source Findagrave website, photo courtesy of Leigh O’Connell

The Claxton family – further service

In addition to the three Claxton brothers serving with the AIF, there were a number of cousins who also served

  • Private George Harold CLAXTON, 3132, died from influenza while serving with the 28th Battalion in Abbeville, France.
  • Private Percival Francis (known as Tom) CLAXTON, 6293, of the 21st Battalion was wounded in action and returned home.
  • Sergeant John Joshua KING, 1692, served with the Australian Naval and Military Expeditionary Force.

Two of Ellen’s brothers - Pte Sydney Gordon MILLS, 695, and Corporal George Arthur MILLS, 416 - also fought in World War 1 with the 8th Battalion. George was killed in action at Ypres, Belgium on 4 October 1917 and, like Maurice, has no known grave.

In later years, Harold’s son, Private 3/2845 Edward Charles CLAXTON – nephew to Maurice, Theodore and Edward – served in the Korean War. He died from wounds in 1952.

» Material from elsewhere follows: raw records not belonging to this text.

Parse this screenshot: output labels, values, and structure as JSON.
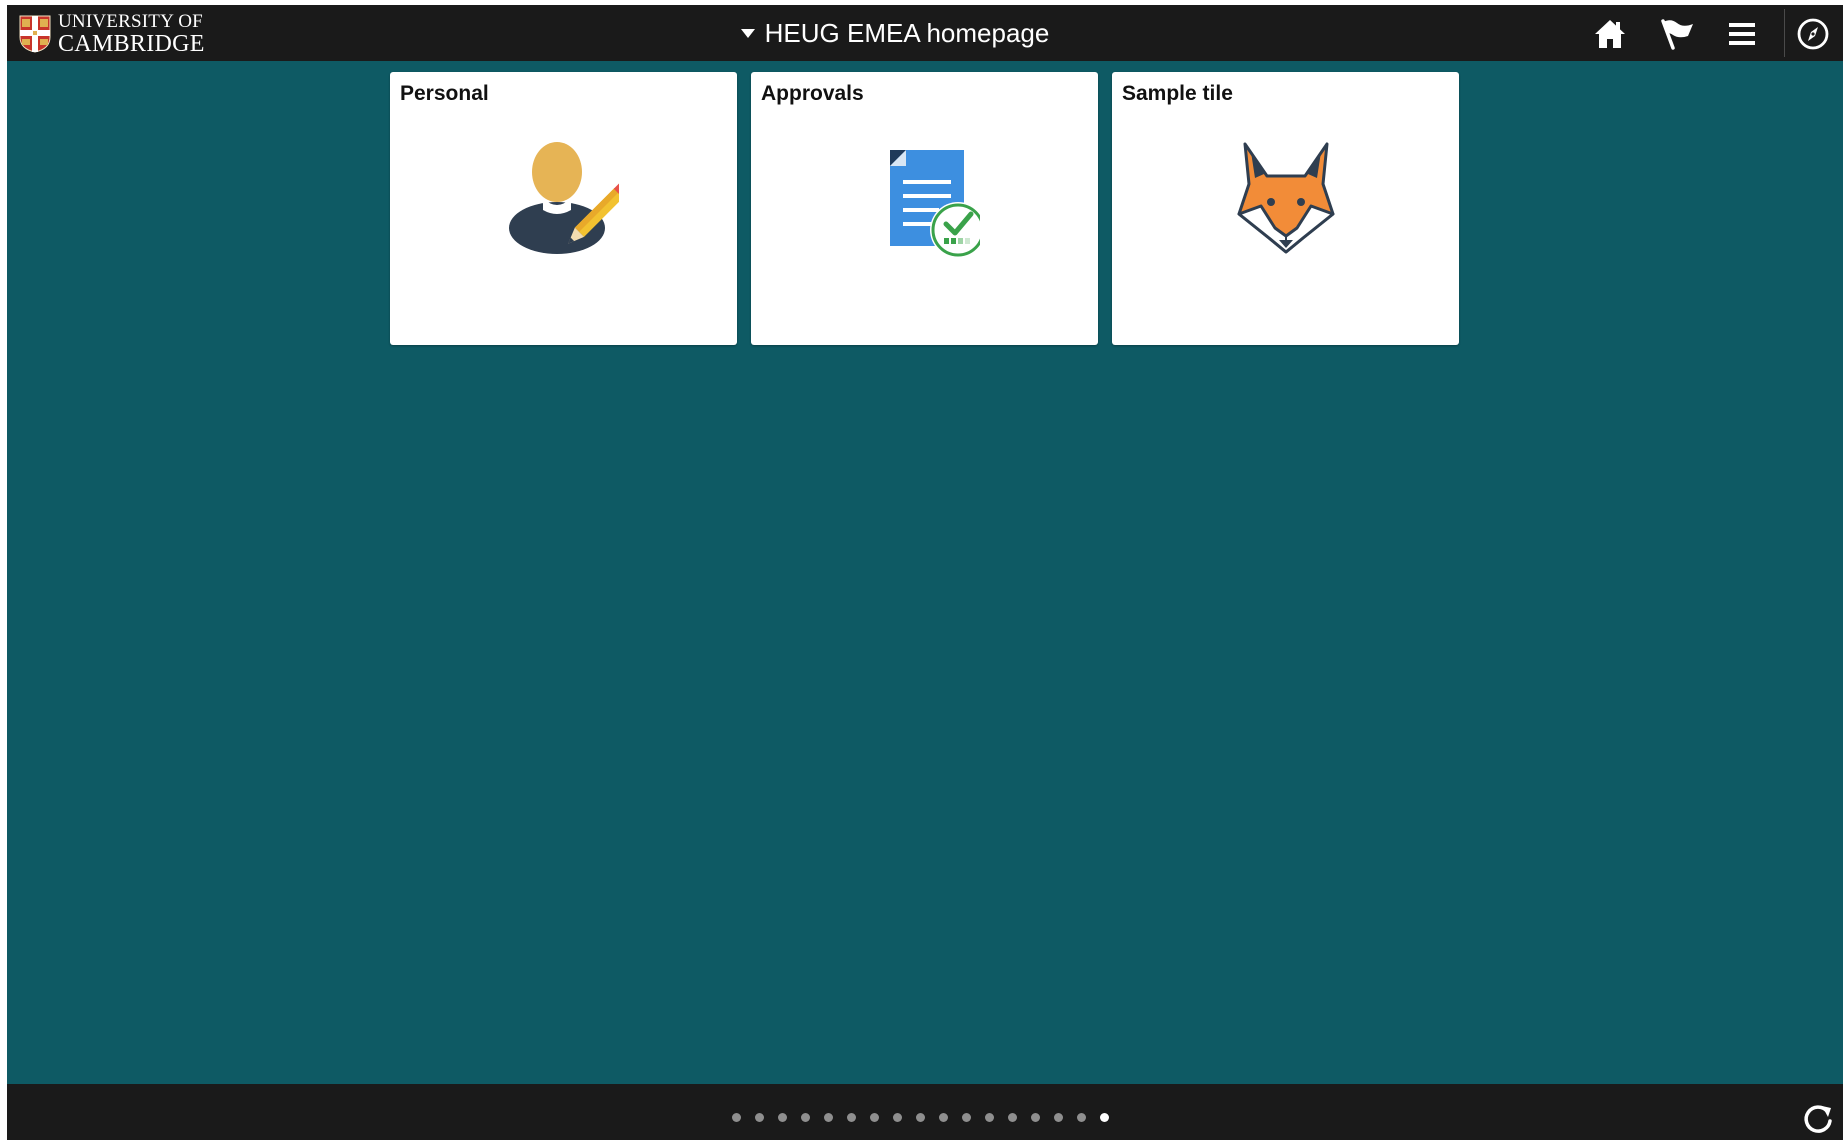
{
  "header": {
    "logo": {
      "line1": "UNIVERSITY OF",
      "line2": "CAMBRIDGE"
    },
    "title": "HEUG EMEA homepage",
    "icons": [
      "home-icon",
      "flag-icon",
      "menu-icon",
      "navbar-compass-icon"
    ]
  },
  "tiles": [
    {
      "title": "Personal",
      "icon": "person-edit-icon"
    },
    {
      "title": "Approvals",
      "icon": "document-check-icon"
    },
    {
      "title": "Sample tile",
      "icon": "fox-icon"
    }
  ],
  "footer": {
    "page_count": 17,
    "active_page": 17,
    "icon": "refresh-icon"
  },
  "colors": {
    "background": "#0e5a64",
    "bar": "#1a1a1a",
    "tile": "#ffffff"
  }
}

And today, descendants of the Claxton family are working with the Australian Army to locate suitable DNA donors to support efforts to identify where Pte Maurice Claxton who died at Fromelles may be buried. In particular, we are seeking potential Mt DNA donors on the maternal Buncle and Hutchinson lines.

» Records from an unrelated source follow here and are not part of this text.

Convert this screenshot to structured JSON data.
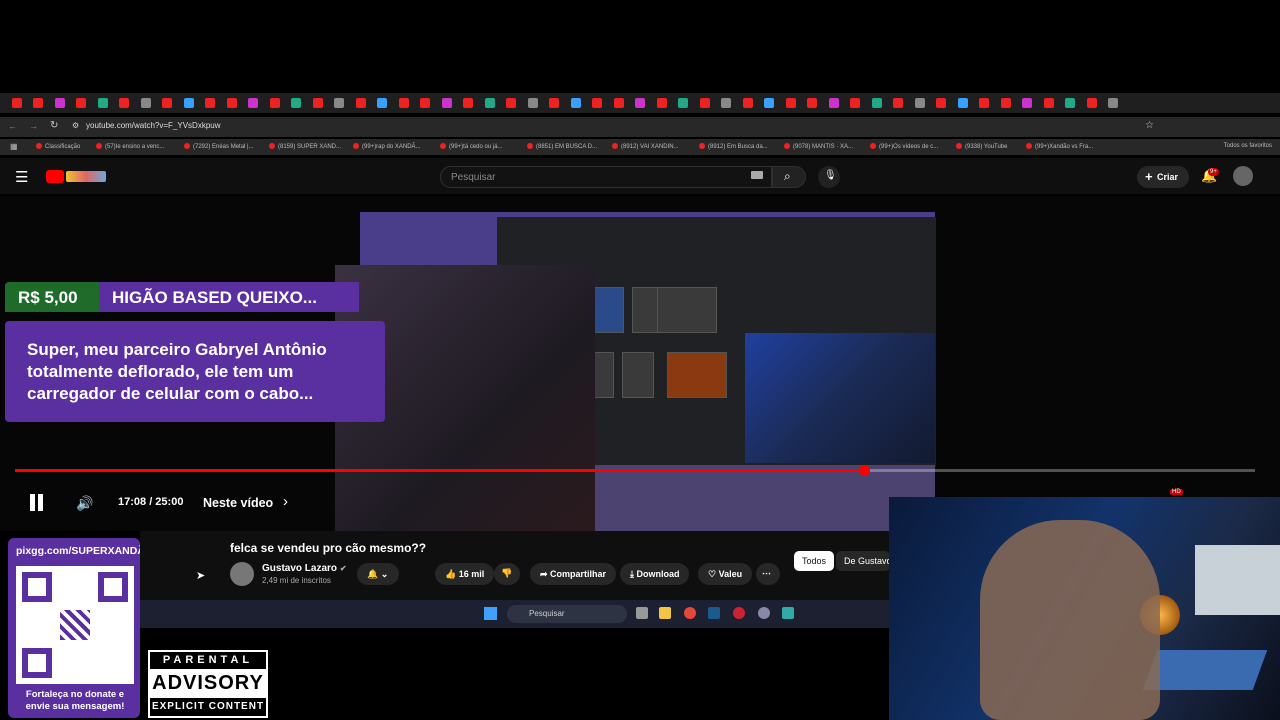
{
  "browser": {
    "url": "youtube.com/watch?v=F_YVsDxkpuw",
    "bookmarks": [
      "Classificação",
      "(57)Ie ensino a venc...",
      "(7292) Enéas Metal |...",
      "(8159) SUPER XAND...",
      "(99+)rap do XANDÃ...",
      "(99+)tá cedo ou já...",
      "(8851) EM BUSCA D...",
      "(8912) VAI XANDIN...",
      "(8912) Em Busca da...",
      "(9078) MANTIS · XA...",
      "(99+)Os vídeos de c...",
      "(9338) YouTube",
      "(99+)Xandão vs Fra..."
    ],
    "all_favorites": "Todos os favoritos"
  },
  "youtube": {
    "search_placeholder": "Pesquisar",
    "create_label": "Criar",
    "notification_badge": "9+",
    "hd_badge": "HD"
  },
  "superchat": {
    "price": "R$ 5,00",
    "name": "HIGÃO BASED QUEIXO...",
    "message": "Super, meu parceiro Gabryel Antônio totalmente deflorado, ele tem um carregador de celular com o cabo..."
  },
  "player": {
    "time": "17:08 / 25:00",
    "chapters_label": "Neste vídeo",
    "progress": 0.685
  },
  "video": {
    "title": "felca se vendeu pro cão mesmo??",
    "channel": "Gustavo Lazaro",
    "subscribers": "2,49 mi de inscritos",
    "likes": "16 mil",
    "share": "Compartilhar",
    "download": "Download",
    "thanks": "Valeu",
    "filters": [
      "Todos",
      "De Gustavo"
    ]
  },
  "taskbar": {
    "search_placeholder": "Pesquisar"
  },
  "overlay": {
    "donate_url": "pixgg.com/SUPERXANDÃO",
    "donate_message": "Fortaleça no donate e envie sua mensagem!",
    "advisory_top": "PARENTAL",
    "advisory_mid": "ADVISORY",
    "advisory_bot": "EXPLICIT CONTENT"
  },
  "colors": {
    "accent_red": "#ff0000",
    "superchat_green": "#1f6b2a",
    "superchat_purple": "#5a2fa0"
  }
}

DNA is still being sought from a maternal mt DNA donor

SoldierMaurice James CLAXTON 1892-1916


Siblings Edward John Claxton, Harold Henry Claxton, Theodore Robert Claxton, Dorothy Ellen Claxton

ParentsJohn CLAXTON 1859-1931, Victoria
Sophia BUNCLE 1860-1910, Victoria
Grandparents
PaternalEdward John CLAXTON b. abt 1817, England d. 1871 Victoria and Mary Ann McCARTHY b. 1829, Cork, Ireland d. 1867 Victoria
MaternalJohn BUNCLE b. abt 1819 Scotland d. 1875 Victoria and Hellen (Ellen) HUTCHINSON b. abt 1819 Scotland d. 1891 Victoria

Seeking DNA Donors

Fromelles Association of Australia

Contacts

The Fromelles Association welcomes all contact regarding this soldier.
(Contact: royce@fromelles.info or geoffrey@fromelles.info).
We also urge any family members to contact and register with the Australian Army
(Contact: army.uwc@defence.gov.au or phone 1800 019 090).

Donations

The Fromelles Association maintains this web site, purely by donations received.
If you are able, please contribute to the upkeep of this resource.
(Contact: bill@fromelles.info ).